By Jessica Corriveau
College students are no strangers to all-nighters.
Sometimes it’s because we’re making time to see our friends. Sometimes it’s because a project just isn’t coming together and there’s no time left.
Whether it’s at home or at school, staying up all night to meet a deadline isn’t an uncommon practice during ‘crunch time,’ when every single assignment you have seems to be due the next day.
A recent BBC article revealed that 17 hours of wakefulness – 7 a.m. to midnight – could lead to a brain functioning as if you’d consumed two glasses of wine or a blood alcohol level of 0.05 percent. The legal limit to operate a vehicle in Ontario is 0.08 percent.
Getting up at 7 a.m. and going to bed at midnight seems pretty reasonable, even conservative, when you factor in a full day in class, then a night of homework, with a part-time job thrown in, and some time for yourself or for friends, so you don’t lose it and burn out.
But is pushing it really worth it? Should we be burning the candle at both ends in an effort to learn it all now and get out into the workforce?
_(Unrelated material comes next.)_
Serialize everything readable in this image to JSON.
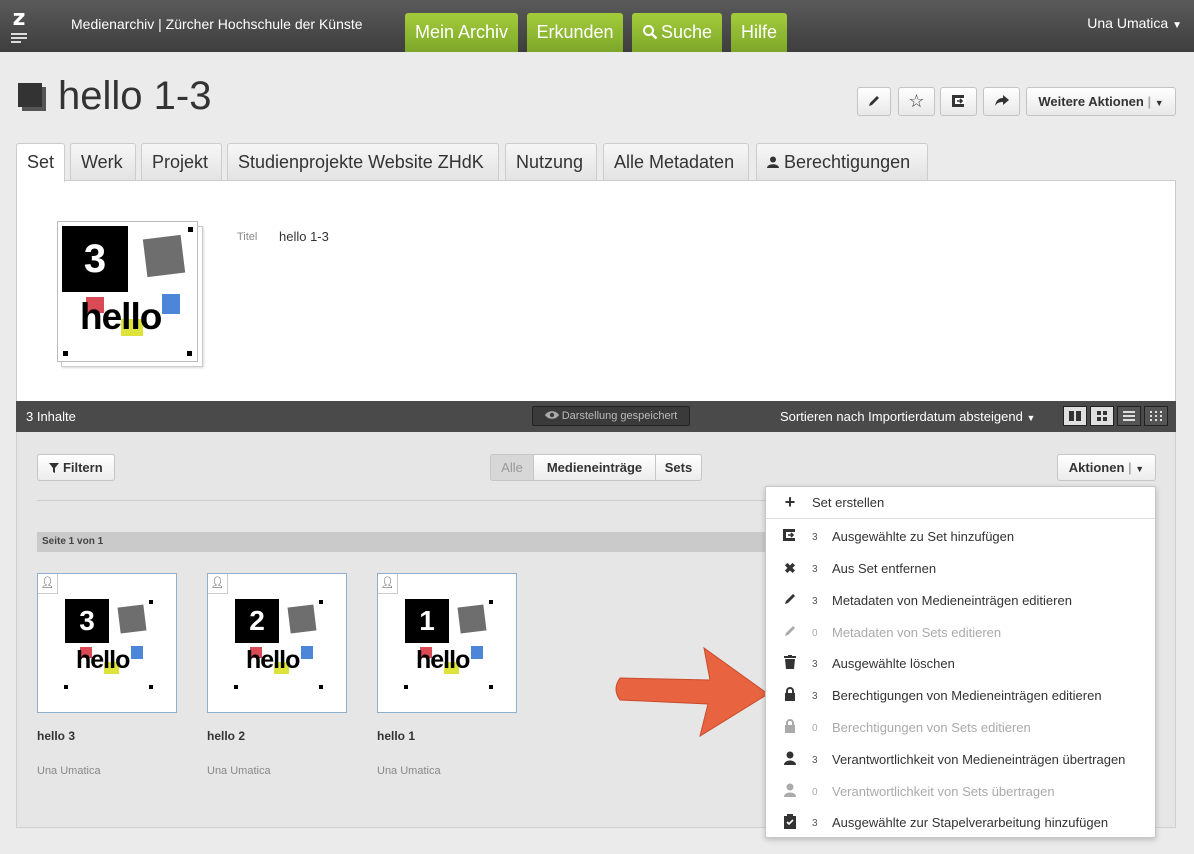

How much good is this way of life really doing us?
Intensive programs are just that – intensive. New deadlines are coming up every day and assignments are going to take longer than an hour or two, more than one night in front of a computer. For group assignments, co-ordinating between everyone can be a nightmare. Either way, there’s always something else you should be doing and someone else who needs your attention.
Maybe it’s a matter of extending the programs, tacking on another year to spread things out.
Maybe it’s simply re-evaluating the sheer number of assignments and how much practice we really need before we get the concept. Maybe it’s simply a matter of keeping our noses to the grindstone and using our smartphones to stay on top of it all.
Graduating with our sanity is a challenge, but hey, we’re preparing to conquer the world, right?